Jackie L. Jeter, president of Amalgamated Transit Union Local 689, representing most front-line Metro workers, listens to testimony during a hearing on Feb. 25, 2010, into a fatal Metro train collision. (Bill O’Leary/The Washington Post)

A federal judge has ordered Metro’s largest union to conduct new officer elections under the supervision of the U.S. labor secretary, after former labor secretary Tom Perez alleged the union bent the rules in the most recent election, possibly affecting its outcome.

In a ruling filed Tuesday, U.S. District Judge George J. Hazel granted the Labor Department’s motion for summary judgment asking for new elections, saying Local 689 had failed to dispute the allegations against it.

The union, which represents more than 9,000 Metro employees, is in the midst of contract negotiations with the transit agency and is a key voice in efforts to revamp the troubled system’s finances and governance. As part of that effort, some elected officials are seeking an overhaul of the agency’s labor structure.

In the lawsuit, filed in June, 2016, under the federal Labor-Management Reporting and Disclosure Act, the Labor Department alleged that the union failed to provide adequate notice of its 2015 election, allowed members who were not in good standing to vote and run for officer positions, and approved “alternate, secret” policies that permitted some members to file late dues payments but not others — factors that impacted the election results, according to the suit.

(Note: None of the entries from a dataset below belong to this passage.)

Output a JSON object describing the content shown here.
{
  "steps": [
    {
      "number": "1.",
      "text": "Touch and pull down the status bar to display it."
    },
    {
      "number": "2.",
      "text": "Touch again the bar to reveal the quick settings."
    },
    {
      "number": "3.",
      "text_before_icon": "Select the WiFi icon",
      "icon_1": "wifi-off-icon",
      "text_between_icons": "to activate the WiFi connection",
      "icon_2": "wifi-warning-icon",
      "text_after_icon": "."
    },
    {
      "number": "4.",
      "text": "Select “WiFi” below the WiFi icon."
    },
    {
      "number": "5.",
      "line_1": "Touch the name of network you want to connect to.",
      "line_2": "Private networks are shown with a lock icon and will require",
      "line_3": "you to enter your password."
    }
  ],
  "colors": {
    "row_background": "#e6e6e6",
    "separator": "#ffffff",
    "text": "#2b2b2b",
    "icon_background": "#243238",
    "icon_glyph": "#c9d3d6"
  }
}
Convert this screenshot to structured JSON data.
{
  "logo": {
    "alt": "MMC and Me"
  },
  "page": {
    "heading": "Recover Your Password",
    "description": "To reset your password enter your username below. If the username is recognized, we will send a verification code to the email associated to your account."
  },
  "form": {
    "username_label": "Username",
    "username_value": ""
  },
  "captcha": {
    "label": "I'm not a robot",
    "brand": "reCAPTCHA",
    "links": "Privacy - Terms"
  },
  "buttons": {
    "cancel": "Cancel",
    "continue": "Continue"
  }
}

In his ruling, Hazel ordered new elections for 22 of 40 officer positions, including executive positions such as president and first and second vice president, and key titles such as financial secretary-treasurer. The Dec. 2, 2015, vote had resulted in the reelection of Jackie L. Jeter as union president. She has held the office since 2007.

For “reasons stated in this Opinion, the Court shall declare the December 2, 2015, election held by Local 689, void … and directs the Union to conduct new elections for these offices under the supervision of the Secretary of Labor,” Hazel wrote.

The ruling came as a blow to Amalgamated Transit Union Local 689, which had argued that while it did not follow election rules “to the letter” it did not act in bad faith. The labor group said paying $300,000 to redo the vote would be an unfair punishment.

“We are currently reviewing the decision and looking into all of our options,” said David Stephen, spokesman for ATU Local 689. “Clearly, we are disappointed with the outcome.”

The Labor Department did not respond to a request for comment.

The union argued that the election came amid a massive effort to “modernize” its payment record system, which coincided in 800 members receiving past-due notices in October 2015.

The problem: Some members were allowed to enter into payment plans to cover their debts and restore their standing, while others weren’t given the same opportunity, according to the lawsuit.

“However, the option of entering into such a payment plan was not announced publicly to the Union membership,” Hazel wrote in his ruling.

The lawsuit named two members, Harry Johnson and Glenn Jarrett, whose candidacies were thwarted because they were more than a year late on dues payments. But Luis Chevalier, another member in a similar situation, was permitted to run, the filings say.

“The Union puts forth nothing to rebut this evidence that the election may have been affected by these violations,” Hazel wrote.

In total, wrote Hazel, at least 11 union members who were late on their payments were permitted to run for office; five were elected. The union requires officer candidates to have been in good standing for two consecutive years, meaning those who were late on their payments would not have been eligible to run.

Hazel also said the union failed to adequately inform members of the election, sending out notice only 14 days prior rather than the 15 days mandated by federal labor law and the union’s own bylaws. An investigation by the Labor Department found that at least 12 members weren’t notified of the election, which Hazel noted in his ruling was a large enough group to overcome the smallest margin of victory in the officer elections: 11 votes.

Stephen said the union plans to decide whether to file an appeal before Aug. 16 and to have the current officers remain in place until there is another election. “President Jeter looks forward to serving out her term,” he said.

The union had argued that some of its violations, such as sending out election notices late, were not made with malicious intentions.

“While the execution may have been slightly flawed, the intent was honorable,” the union said in a court filing defending its conduct.

Hazel rejected that line of defense.

“The ‘reasonableness of a union’s conduct’ is not a defense,” he said, citing legal precedent, “nor does a violation of [the federal Labor-Management Reporting and Disclosure Act] require a showing of bad faith or ill motive.”

Metro, which is currently in the midst of contract negotiations with Local 689, declined to comment on the ruling, calling it a union matter.

The union’s next election is scheduled for December 2018, and it was not immediately clear when a potential revote for the 2015 positions would take place. In issuing his ruling, Hazel noted that with the next election “nearly 18 months” away, he was not willing to simply have the labor secretary supervise that contest.

The U.S. Department of Labor said Wednesday night that it was pleased with the judge’s ruling. A timeline has not been set for the supervised vote, the department added, and union officers are expected to continue to serve in their current capacities until a new election is held.

This post has been updated.